To a Chinese Scrap-Metal Hunter, America's Trash Is Treasure: Johnson Zeng is a Chinese trader who travels across the U.S. in search of scrap metal. By his estimate, there are at least 100 others like him driving from scrap yard to scrap yard, right now, in search of what Americans won’t or can’t be bothered to recycle. His favorite product: wires, cables, and other kinds of copper. His purchases, millions of pounds of metal worth millions of dollars, will eventually be shipped to China. [more inside]
Military planners for the U.S. Army have decided not to ship back more than $7 billion of equipment — about 20 percent of what the Army brought into Afghanistan — because the shipping costs are too high and the need for the used equipment too low. Instead, the Army is destroying the equipment in-country: shredding it, crushing it and selling it on the Afghan scrap market for pennies a pound.
How Christmas lights are recycled in one of China's many recycling factories (with video). Reported by Adam Minter (whose blog, Shanghai Scrap, explores many aspects of the scrap and recycling industry in China).

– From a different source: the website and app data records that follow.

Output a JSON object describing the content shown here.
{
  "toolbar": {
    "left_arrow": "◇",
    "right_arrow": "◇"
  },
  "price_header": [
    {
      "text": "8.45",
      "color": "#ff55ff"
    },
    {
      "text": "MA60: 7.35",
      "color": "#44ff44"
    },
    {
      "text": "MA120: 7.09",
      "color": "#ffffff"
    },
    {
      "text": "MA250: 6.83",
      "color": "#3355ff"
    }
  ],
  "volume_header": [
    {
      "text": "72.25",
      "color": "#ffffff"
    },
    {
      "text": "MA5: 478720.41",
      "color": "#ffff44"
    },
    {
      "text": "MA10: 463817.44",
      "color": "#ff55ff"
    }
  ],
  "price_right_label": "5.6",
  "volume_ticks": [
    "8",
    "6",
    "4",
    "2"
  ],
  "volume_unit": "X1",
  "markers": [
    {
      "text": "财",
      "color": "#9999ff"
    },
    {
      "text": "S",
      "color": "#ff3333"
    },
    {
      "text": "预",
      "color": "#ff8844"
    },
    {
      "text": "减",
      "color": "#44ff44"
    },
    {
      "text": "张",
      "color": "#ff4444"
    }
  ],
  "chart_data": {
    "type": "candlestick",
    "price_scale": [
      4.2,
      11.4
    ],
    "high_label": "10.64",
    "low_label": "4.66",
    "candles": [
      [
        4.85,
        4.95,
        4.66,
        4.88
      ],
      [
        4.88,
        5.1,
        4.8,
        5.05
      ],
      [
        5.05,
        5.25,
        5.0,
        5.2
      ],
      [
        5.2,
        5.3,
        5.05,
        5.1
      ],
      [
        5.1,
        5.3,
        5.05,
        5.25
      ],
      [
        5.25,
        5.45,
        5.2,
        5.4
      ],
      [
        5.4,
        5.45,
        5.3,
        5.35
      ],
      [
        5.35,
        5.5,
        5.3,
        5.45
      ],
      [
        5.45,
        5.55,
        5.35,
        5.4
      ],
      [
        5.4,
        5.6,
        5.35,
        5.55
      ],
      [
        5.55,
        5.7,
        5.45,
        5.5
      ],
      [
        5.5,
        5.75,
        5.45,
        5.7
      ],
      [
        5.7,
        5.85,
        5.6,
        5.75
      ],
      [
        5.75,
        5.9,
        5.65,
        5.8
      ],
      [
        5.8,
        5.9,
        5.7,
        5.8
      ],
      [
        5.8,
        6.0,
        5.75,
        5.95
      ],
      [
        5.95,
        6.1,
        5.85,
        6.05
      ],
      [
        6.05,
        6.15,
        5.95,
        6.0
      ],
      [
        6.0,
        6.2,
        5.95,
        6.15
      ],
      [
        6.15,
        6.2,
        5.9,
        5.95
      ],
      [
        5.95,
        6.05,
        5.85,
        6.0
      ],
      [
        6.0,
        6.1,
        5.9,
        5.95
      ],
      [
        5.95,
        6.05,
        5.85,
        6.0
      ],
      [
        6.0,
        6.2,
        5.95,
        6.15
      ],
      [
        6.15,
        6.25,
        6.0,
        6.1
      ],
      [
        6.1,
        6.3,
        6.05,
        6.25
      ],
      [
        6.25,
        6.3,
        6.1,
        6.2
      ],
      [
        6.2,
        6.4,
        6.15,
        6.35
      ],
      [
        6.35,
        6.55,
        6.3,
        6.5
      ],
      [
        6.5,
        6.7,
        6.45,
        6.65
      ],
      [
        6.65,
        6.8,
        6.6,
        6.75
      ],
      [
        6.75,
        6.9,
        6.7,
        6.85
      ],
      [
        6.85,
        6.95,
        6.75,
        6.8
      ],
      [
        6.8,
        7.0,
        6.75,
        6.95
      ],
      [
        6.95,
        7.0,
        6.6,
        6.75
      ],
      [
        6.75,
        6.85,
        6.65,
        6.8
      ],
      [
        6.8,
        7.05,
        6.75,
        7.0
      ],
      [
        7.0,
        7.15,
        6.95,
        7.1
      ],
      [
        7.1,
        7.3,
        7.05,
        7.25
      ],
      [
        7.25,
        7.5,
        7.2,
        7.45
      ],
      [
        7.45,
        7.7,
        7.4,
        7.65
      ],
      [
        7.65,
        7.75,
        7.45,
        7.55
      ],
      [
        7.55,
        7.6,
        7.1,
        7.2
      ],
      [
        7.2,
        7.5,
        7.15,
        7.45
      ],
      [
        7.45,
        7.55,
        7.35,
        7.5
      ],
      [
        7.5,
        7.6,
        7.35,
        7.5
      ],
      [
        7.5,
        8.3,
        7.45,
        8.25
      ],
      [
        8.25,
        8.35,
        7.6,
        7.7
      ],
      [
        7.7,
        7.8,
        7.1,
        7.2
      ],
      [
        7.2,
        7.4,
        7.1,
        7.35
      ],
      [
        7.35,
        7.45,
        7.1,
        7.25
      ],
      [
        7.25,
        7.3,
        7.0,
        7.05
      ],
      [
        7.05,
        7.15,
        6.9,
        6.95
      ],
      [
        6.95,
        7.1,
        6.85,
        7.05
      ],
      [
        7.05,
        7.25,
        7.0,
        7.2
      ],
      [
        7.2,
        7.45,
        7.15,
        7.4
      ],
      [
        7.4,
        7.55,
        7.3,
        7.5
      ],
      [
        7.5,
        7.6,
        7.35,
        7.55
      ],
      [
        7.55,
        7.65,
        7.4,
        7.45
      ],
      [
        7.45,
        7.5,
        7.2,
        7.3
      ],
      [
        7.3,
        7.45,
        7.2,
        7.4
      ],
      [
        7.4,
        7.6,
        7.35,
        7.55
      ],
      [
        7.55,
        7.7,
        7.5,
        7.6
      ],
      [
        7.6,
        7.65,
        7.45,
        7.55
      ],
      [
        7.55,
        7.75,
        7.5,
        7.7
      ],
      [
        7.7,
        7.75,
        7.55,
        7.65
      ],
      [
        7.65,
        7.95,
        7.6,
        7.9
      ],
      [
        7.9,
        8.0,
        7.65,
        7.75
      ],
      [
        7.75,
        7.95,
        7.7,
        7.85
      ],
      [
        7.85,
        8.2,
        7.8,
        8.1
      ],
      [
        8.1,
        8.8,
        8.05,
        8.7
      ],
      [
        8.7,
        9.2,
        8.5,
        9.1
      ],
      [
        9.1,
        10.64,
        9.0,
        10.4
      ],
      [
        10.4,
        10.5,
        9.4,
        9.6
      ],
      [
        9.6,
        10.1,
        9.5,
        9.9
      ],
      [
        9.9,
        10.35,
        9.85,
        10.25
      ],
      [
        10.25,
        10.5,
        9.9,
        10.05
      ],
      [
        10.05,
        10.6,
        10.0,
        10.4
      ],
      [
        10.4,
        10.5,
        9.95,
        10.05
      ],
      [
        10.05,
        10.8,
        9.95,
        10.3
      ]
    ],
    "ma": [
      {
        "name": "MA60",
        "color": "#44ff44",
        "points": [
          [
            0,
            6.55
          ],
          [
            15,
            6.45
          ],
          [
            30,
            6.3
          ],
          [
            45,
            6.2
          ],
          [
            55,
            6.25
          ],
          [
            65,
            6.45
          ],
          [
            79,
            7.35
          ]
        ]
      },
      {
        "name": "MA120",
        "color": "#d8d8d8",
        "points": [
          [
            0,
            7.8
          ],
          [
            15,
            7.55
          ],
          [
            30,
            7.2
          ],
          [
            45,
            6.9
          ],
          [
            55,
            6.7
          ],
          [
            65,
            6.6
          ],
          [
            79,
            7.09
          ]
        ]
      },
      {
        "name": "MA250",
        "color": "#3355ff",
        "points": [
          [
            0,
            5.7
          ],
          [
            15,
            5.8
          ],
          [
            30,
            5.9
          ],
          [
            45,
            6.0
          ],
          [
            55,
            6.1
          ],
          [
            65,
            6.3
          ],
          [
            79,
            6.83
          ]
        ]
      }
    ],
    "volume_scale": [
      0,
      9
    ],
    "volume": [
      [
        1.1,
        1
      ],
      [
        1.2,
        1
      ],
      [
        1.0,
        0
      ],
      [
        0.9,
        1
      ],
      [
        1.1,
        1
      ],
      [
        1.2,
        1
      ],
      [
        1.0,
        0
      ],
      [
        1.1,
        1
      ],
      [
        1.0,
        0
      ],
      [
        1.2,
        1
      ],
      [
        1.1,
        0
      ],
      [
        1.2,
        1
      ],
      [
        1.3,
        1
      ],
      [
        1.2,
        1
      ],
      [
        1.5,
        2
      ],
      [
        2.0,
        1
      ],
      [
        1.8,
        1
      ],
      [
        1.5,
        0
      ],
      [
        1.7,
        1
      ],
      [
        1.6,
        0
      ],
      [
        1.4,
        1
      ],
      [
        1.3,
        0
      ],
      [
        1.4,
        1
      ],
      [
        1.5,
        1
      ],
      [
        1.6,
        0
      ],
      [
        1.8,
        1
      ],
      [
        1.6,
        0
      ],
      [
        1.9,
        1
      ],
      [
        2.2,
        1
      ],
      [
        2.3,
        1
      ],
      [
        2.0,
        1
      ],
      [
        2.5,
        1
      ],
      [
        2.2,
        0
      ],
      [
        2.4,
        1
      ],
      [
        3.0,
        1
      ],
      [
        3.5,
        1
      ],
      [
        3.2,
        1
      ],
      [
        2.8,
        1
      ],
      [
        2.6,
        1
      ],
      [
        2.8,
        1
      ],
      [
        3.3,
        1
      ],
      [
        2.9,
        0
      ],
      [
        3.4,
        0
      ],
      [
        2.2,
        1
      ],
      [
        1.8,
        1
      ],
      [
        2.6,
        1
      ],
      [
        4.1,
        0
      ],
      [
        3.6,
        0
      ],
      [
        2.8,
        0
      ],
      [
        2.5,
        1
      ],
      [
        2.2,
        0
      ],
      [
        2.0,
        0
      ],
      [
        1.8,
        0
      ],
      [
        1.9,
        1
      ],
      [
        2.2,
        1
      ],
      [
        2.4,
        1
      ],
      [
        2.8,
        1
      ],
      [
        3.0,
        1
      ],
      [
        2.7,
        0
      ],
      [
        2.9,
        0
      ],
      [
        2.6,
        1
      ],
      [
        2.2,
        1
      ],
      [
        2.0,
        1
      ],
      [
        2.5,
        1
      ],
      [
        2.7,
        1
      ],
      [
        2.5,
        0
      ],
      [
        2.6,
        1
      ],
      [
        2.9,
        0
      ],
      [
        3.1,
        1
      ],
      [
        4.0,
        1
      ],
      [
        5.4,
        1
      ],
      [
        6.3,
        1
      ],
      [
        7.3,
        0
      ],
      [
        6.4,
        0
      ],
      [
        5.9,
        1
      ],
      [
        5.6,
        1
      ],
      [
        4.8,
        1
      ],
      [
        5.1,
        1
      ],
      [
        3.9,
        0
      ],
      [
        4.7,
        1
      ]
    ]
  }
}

But the sheer magnitude of the thefts — 11,528 appliances, to be precise — over a relatively brief period suggests to some in city government and the recycling industry that a more organized enterprise may be at work as well.Who, then, is stealing the household appliances of New York City?